The Melancholy Tree

October 30, 2013

Photo courtesy Emil Bacik
Robert Morgan, who lives in Ithaca, New York, has long been one of my favorite American poets. He’s also a fine novelist and, recently, the biographer of Daniel Boone. His poems are often about customs and folklore, and this one is a good example. [Introduction by Ted Kooser.]

Living Tree

It’s said they planted trees by graves
to soak up spirits of the dead
through roots into the growing wood.
The favorite in the burial yards
I knew was common juniper.
One could do worse than pass into
such a species. I like to think
that when I’m gone the chemicals
and yes the spirit that was me
might be searched out by subtle roots
and raised with sap through capillaries
into an upright, fragrant trunk,
and aromatic twigs and bark,
through needles bright as hoarfrost to
the sunlight for a century
or more, in wood repelling rot
and standing tall with monuments
and statues there on the far hill,
erect as truth, a testimony,
in ground that’s dignified by loss,
around a melancholy tree
that’s pointing toward infinity.

American Life in Poetry is made possible by The Poetry Foundation (www.poetryfoundation.org), publisher of Poetry magazine. It is also supported by the Department of English at the University of Nebraska-Lincoln. Poem copyright ©2012 by Robert Morgan, whose most recent book of poems is Terroir, Penguin Poets, 2011. Poem reprinted from The Georgia Review, Spring 2012, by permission of Robert Morgan and the publisher. Introduction copyright © 2013 by The Poetry Foundation. The introduction's author, Ted Kooser, served as United States Poet Laureate Consultant in Poetry to the Library of Congress from 2004-2006.

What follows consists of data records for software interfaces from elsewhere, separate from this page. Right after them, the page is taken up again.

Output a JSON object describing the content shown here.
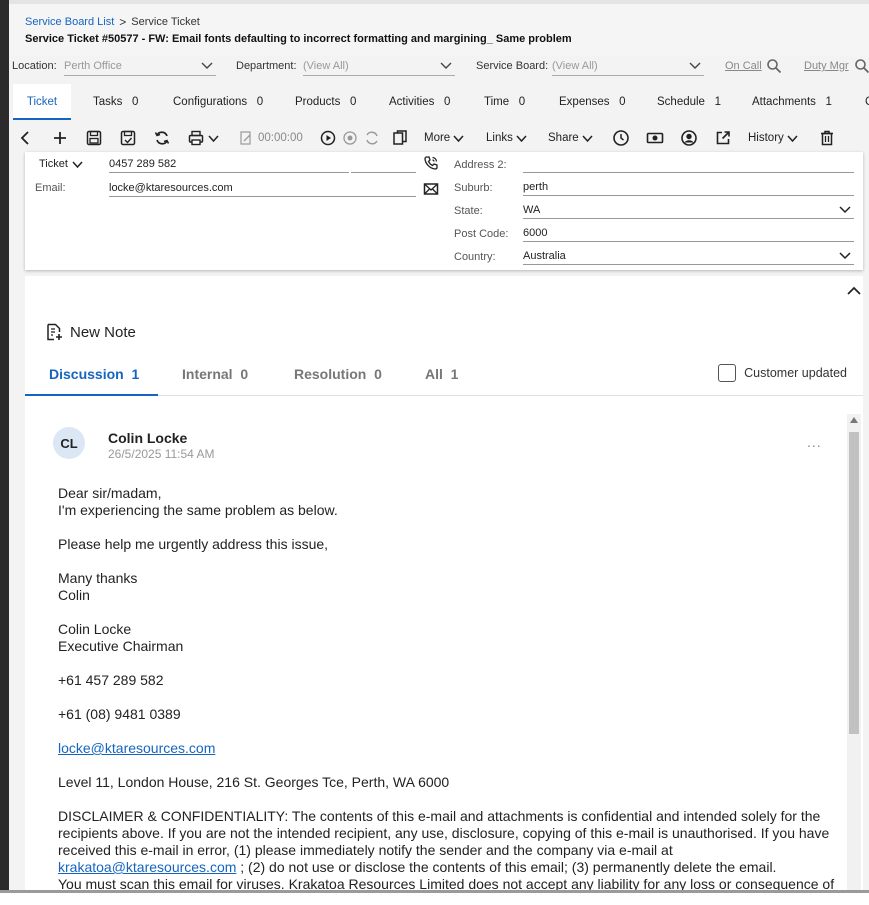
{
  "breadcrumb": {
    "parent": "Service Board List",
    "separator": ">",
    "current": "Service Ticket"
  },
  "page_title": "Service Ticket #50577 - FW: Email fonts defaulting to incorrect formatting and margining_ Same problem",
  "filters": {
    "location_label": "Location:",
    "location_value": "Perth Office",
    "department_label": "Department:",
    "department_value": "(View All)",
    "board_label": "Service Board:",
    "board_value": "(View All)",
    "on_call": "On Call",
    "duty_mgr": "Duty Mgr"
  },
  "tabs": [
    {
      "label": "Ticket"
    },
    {
      "label": "Tasks",
      "count": "0"
    },
    {
      "label": "Configurations",
      "count": "0"
    },
    {
      "label": "Products",
      "count": "0"
    },
    {
      "label": "Activities",
      "count": "0"
    },
    {
      "label": "Time",
      "count": "0"
    },
    {
      "label": "Expenses",
      "count": "0"
    },
    {
      "label": "Schedule",
      "count": "1"
    },
    {
      "label": "Attachments",
      "count": "1"
    },
    {
      "label": "C"
    }
  ],
  "toolbar": {
    "timer": "00:00:00",
    "more": "More",
    "links": "Links",
    "share": "Share",
    "history": "History"
  },
  "contact": {
    "phone_type": "Ticket",
    "phone": "0457 289 582",
    "email_label": "Email:",
    "email": "locke@ktaresources.com",
    "address2_label": "Address 2:",
    "address2": "",
    "suburb_label": "Suburb:",
    "suburb": "perth",
    "state_label": "State:",
    "state": "WA",
    "postcode_label": "Post Code:",
    "postcode": "6000",
    "country_label": "Country:",
    "country": "Australia"
  },
  "notes": {
    "new_note": "New Note",
    "tabs": [
      {
        "label": "Discussion",
        "count": "1"
      },
      {
        "label": "Internal",
        "count": "0"
      },
      {
        "label": "Resolution",
        "count": "0"
      },
      {
        "label": "All",
        "count": "1"
      }
    ],
    "customer_updated": "Customer updated",
    "entry": {
      "initials": "CL",
      "author": "Colin Locke",
      "date": "26/5/2025 11:54 AM",
      "menu": "...",
      "lines": [
        "Dear sir/madam,",
        "I'm experiencing the same problem as below.",
        "Please help me urgently address this issue,",
        "Many thanks",
        "Colin",
        "Colin Locke",
        "Executive Chairman",
        "+61 457 289 582",
        "+61 (08) 9481 0389",
        "locke@ktaresources.com",
        "Level 11, London House, 216 St. Georges Tce, Perth, WA 6000"
      ],
      "disclaimer_a": "DISCLAIMER & CONFIDENTIALITY: The contents of this e-mail and attachments is confidential and intended solely for the recipients above. If you are not the intended recipient, any use, disclosure, copying of this e-mail is unauthorised. If you have received this e-mail in error, (1) please immediately notify the sender and the company via e-mail at",
      "disclaimer_link": "krakatoa@ktaresources.com",
      "disclaimer_b": " ; (2) do not use or disclose the contents of this email; (3) permanently delete the email.",
      "disclaimer_c": "You must scan this email for viruses. Krakatoa Resources Limited does not accept any liability for any loss or consequence of"
    }
  },
  "colors": {
    "accent": "#1565c0",
    "tab_background": "#f3f3f3",
    "muted_text": "#999999"
  }
}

25th Anniversary

On the Road

October 25, 2013

By the time you read this, my husband and I will be on the road in New England, taking our very-belated 25th anniversary trip. We’re hoping to see some fall foliage, enjoy crisp autumn air, and explore an area of the country we’ve never visited before. You can bet that I’m hoping to see some places of literary interest, like Concord, MA where Louisa May Alcott lived, and perhaps also Mark Twain’s home in Connecticut. We’ll be on the lookout for used book stores, places to sketch and take photos, quaint restaurants and shops…pretty much whatever strikes our fancy. I promise a full report when we return!

Have a great weekend!


To Find the Beautiful

October 23, 2013

“Though we travel the world over to find the beautiful, we must carry it with us or we find it not.”
—Ralph Waldo Emerson

Everyday adventures

Today I'm Grateful For...

October 18, 2013

Gratitude has much to do with happiness, and I sometimes forget to stop and think about what I’m grateful for. As a part of paying more attention to my life, I’m making it a regular practice to jot down what I’m grateful for at least once a week. Here are just five things I came up with this morning:

Libraries. I’ve learned so much from library books (how to grow herbs in Florida, where to stay and eat in Boston, what is a happiness project?). I’ve been entertained by fiction and magazines, DVDs and CDs. I can download free music (through Freegal) and borrow materials from libraries all across the country. And those are just the services I use. My library offers much, much more. I don’t know what I’d do without the library system and I’m so grateful to be able to access it.

“Ordinary.” I love my daily routines and “ordinary” life (which I know is a very nice one). I don’t need anything big and extravagant to happen—I’m 99 percent content with the stuff of everyday life. That is a huge blessing.

My office. When I walked in here this morning and flipped on the light, I felt a rush of peace, contentment and happiness. I’m grateful to have my own space to inspire and recharge me.

My mother-in-law. She’s one of my best friends, and I know I’m lucky to feel that way.

Freedom to set my own schedule. I have plenty to do—as do we all—but I answer only to myself. I can decide when to write, when to cook or clean, when to run errands or when to chuck it all and play. I’m in charge, and sometimes I forget that. When I contemplate working in an office for someone else, I’m grateful that, for now, I don’t have to.

What are you grateful for?


Being Happy

October 16, 2013

“Being happy doesn’t mean that everything is perfect.
It means you’ve decided to look beyond the imperfections.”